(WHAT IS BEING ASKED): Only the number is wanted: how many lines of the data contain "associato"?

Items from an interface collection
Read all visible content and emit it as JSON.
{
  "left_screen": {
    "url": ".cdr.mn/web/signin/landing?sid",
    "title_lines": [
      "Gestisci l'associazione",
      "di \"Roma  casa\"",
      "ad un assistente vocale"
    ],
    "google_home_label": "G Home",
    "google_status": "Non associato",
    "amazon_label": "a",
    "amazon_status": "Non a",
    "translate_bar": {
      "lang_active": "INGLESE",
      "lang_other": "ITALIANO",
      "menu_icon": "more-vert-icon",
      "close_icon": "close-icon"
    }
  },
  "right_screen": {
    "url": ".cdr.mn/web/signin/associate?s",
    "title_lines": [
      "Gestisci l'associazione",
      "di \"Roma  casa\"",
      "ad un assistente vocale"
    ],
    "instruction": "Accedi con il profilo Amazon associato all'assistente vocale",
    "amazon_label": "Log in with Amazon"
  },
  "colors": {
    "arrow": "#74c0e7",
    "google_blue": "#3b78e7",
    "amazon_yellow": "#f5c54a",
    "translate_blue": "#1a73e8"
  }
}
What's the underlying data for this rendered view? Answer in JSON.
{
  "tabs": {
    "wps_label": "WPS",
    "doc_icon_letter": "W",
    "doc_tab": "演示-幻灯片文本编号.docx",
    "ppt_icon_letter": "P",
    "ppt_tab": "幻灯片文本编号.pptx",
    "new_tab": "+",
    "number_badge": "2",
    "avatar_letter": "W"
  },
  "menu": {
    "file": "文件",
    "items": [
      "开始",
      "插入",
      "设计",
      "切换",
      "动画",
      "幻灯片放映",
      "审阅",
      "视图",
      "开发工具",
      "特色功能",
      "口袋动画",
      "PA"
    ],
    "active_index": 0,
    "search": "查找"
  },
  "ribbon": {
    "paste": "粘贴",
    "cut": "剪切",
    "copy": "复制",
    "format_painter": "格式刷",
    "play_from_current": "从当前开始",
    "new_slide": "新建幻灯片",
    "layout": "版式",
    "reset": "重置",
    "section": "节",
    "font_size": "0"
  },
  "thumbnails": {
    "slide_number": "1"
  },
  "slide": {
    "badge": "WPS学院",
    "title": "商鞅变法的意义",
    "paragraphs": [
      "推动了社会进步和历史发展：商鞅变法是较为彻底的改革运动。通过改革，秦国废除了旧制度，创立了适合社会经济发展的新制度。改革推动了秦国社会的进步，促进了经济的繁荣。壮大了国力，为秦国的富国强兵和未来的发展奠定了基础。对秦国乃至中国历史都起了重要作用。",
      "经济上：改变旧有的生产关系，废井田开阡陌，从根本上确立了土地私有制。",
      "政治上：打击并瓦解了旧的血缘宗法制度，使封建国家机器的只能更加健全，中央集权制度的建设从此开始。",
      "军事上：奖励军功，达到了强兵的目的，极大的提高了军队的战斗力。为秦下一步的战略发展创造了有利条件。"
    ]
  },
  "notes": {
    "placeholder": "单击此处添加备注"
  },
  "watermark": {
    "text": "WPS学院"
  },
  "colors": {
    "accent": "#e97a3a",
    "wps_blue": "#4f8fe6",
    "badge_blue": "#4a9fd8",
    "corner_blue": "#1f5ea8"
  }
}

(SOLUTION FOR THIS TASK): 2